What are the Benefits of Cloud Tiering?

While cloud tiering might seem complex (and it is), it brings significant benefits with the correct setup and strategy. Reaping the most from these benefits, however, requires a clear understanding of your data and a strategy for using it.

Cloud tiering has many benefits, such as:

  • Efficient Storage: data that is not often accessed is stored on slower storage media, such as tape or hard disk drives. This practice frees up critical high-performance resources for mission-critical data and applications.
  • Cost Savings: Slower cloud resources can maintain records and archives–saving money on large-scale information storage with less expensive infrastructure. Meanwhile, you can only leverage high-performance (and high-cost) infrastructure where needed.
  • Flexible Infrastructure: With hybrid and multi-cloud environments, your organization can effectively leverage different environments or vendors. Likewise, a cloud-tier strategy can make full use of these resources in a way that makes them worthwhile.
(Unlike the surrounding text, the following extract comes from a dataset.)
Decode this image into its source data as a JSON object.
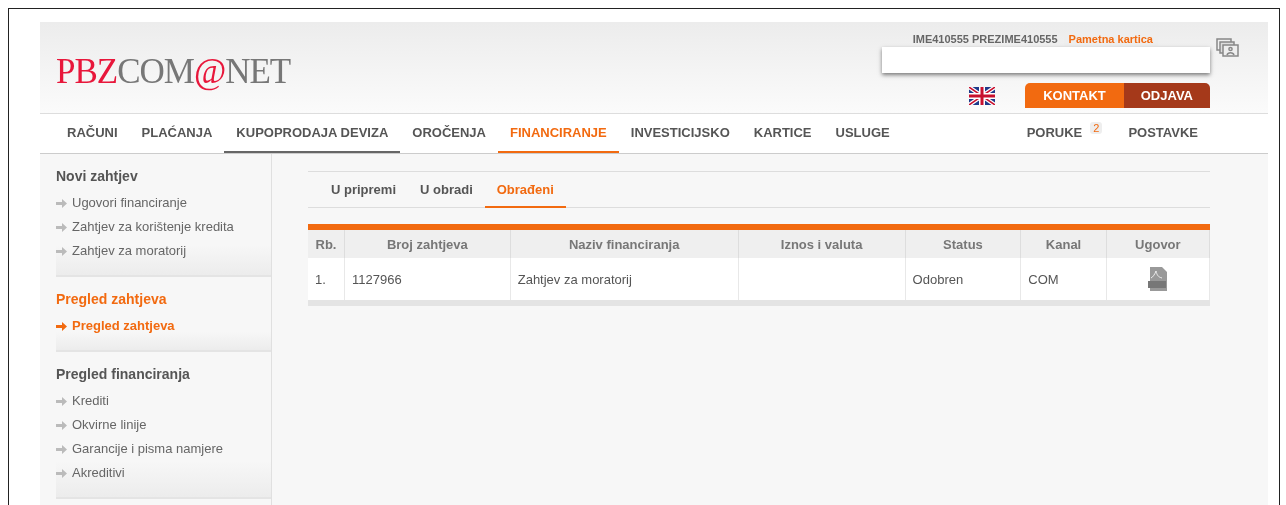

Multi-cloud, in particular, allows you to delegate entire public cloud vendor assets to system snapshots, archives, or other backups.

How to Implement a Successful Cloud Tier Strategy?

Generally speaking, a cloud tiering strategy calls for your organization to take a hard look at your data, how you use it, and any requirements around security, compliance, and recordkeeping. Cloud tiering can be the backbone of effective disaster recovery, resilience, and a massive effort to cut costs.

You can break down cloud-tier strategies into four components:

  • Identification: The data needs to be categorized, labeled, and organized. Know what data needs to be available and what data goes into archives. Additionally, create criteria for the promotion or demotion of data based on how often it’s used so that the system and administrators have a clear picture of what data goes where.
  • Movement and Verification: The next step is to move the data from one storage tier to another. This includes having mechanisms in place to verify data is moved from one place to another, ensuring that free cloud space exists to facilitate transfers, and checking data integrity.
  • Automation: One of the significant strengths of cloud platforms is automation. Many modern cloud platforms will include automation for tiering, where the platform monitors data and pushes it down, from hot to cold, depending on how frequently it is used.
  • Access: Even if data is pushed into the archive, there should be a clear way to interact with it. Whether that is through web applications or APIs, have a clear understanding on how to access and use data at any location in the cloud tier.

Support Complex Cloud Tiering with WEKA

Cloud tiering works exceptionally well with hybrid and multi-cloud environments, but that means using the right infrastructure to coordinate data and cloud tiers effectively. WEKA provides the infrastructure, a cloud file system, and the hardware necessary to create effective cloud storage.

With WEKA, you get the following features:

  • Streamlined and fast cloud file systems to combine multiple sources into a single high-performance computing system
  • Industry-best GPUDirect performance (113 Gbps for a single DGX-2 and 162 Gbps for a single DGX A100)
  • In-flight and at-rest encryption for governance, risk, and compliance requirements
  • Agile access and management for edge, core, and cloud development
  • Scalability up to exabytes of storage across billions of files

Contact our experts today to learn how you can use WEKA to power your cloud tiering strategies.